Records relating to licensure of foster homes, or assessing how the Department of Children and Family Services is carrying out its duties, including references to incidents of abuse, abandonment, or neglect, contained in such records, do not fall within the parameters of s. 39.202, F.S. AGO 01-54. Such reports are in the nature of quality assurance reports that do not substitute for the protective investigation of child abuse, abandonment, or neglect; to the extent that such incident reports reference an occurrence of abuse, abandonment, or neglect, identifying information that reveals the identity of the victim contained in the reference should be redacted. Id. Cf. s. 409.175(16), F.S., providing an exemption for certain personal information about licensed foster parents, foster parent applicants, and their families. And see Boyles v. Mid-Florida Television Corp., 431 So. 2d 627, 637 (Fla. 5th DCA 1983), approved, 467 So. 2d 282 (Fla. 1985) (summary report compiled during a licensing investigation of a residential facility for developmentally disabled persons, subject to disclosure pursuant to statute [now found at s. 393.067(9), F.S.] providing for public access to inspection reports of such facilities).
2. Domestic violence
Information about clients received by the Department of Children and Family Services or by authorized persons employed by or volunteering services to a domestic violence center, through files, reports, inspection or otherwise, is confidential and exempt from disclosure except as provided by statute. Section 39.908, F.S. Information about the location of domestic violence centers and facilities is also confidential. Id.
A petitioner seeking an injunction for protection against domestic violence may furnish the petitioner's address to the court in a separate confidential filing for safety reasons. Section 741.30(3)(b), F.S. See also s. 119.071(2)(j)1., F.S. (domestic violence victim may file written request, accompanied by official verification that a crime has occurred, to have his or her home or employment address, home or employment telephone number, or personal assets exempt from disclosure); and s. 787.03(6)(c), F.S. (current address and telephone number of the person taking the minor or incompetent person when fleeing from domestic violence and the current address and telephone number of the minor or incompetent person which are contained in the report made to a sheriff or state attorney under s. 787.03[b], F.S., are confidential and exempt from disclosure).

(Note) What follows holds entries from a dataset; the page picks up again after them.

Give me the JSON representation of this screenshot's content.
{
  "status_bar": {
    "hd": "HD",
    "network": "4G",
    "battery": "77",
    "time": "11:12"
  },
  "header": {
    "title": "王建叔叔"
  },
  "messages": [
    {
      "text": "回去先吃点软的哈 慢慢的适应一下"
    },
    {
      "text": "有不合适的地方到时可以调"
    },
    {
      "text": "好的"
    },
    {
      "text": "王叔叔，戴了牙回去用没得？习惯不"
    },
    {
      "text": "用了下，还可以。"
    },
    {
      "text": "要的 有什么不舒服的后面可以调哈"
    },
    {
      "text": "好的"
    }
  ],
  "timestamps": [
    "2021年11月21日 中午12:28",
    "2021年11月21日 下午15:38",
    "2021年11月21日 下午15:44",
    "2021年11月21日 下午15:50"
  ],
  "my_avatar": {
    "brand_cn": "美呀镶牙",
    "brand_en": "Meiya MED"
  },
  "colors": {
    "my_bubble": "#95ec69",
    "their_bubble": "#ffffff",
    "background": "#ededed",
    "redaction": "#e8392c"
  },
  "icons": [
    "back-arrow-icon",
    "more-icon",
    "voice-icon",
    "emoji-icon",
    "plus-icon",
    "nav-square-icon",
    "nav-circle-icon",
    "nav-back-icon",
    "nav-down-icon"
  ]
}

Personal identifying information contained in records documenting an act of domestic violence that is submitted to an agency by an agency employee seeking to take leave under the requirements of s. 741.313, F.S., is confidential and exempt. Section 741.313(7), F.S. A written request for leave submitted by an agency employee and any agency time sheet reflecting such request are confidential and exempt until 1 year after the leave has been taken. Id.
The addresses, telephone numbers, and social security numbers of participants in the Address Confidentiality Program for Victims of Domestic Violence (program) are exempt from disclosure, except as provided in the exemption. Section 741.465(1), F.S. A similar exemption is provided for the names, addresses, and telephone numbers of program participants contained in voter registration and voting records. Section 741.465(2), F.S. Cf. s. 97.0585, F.S., providing that the names, addresses, and telephone numbers of stalking or aggravated stalking victims are exempt from disclosure in the same manner as are participants in the Address Confidentiality Program for Victims of Domestic Violence which are held by the Attorney General, provided that the victim files a sworn statement of stalking with the Attorney General's Office and otherwise complies with the procedures in ss. 741.401-741.409, F.S.
Any information in a record created by a domestic violence fatality review team that reveals the identity of a domestic violence victim or the identity of the victim's children is confidential and exempt from disclosure. Section 741.3165, F.S.
For information regarding the status of abuse records compiled by law enforcement agencies in the course of a criminal investigation, please refer to the discussion in s. G.18.e., supra, relating to victim information contained in crime reports.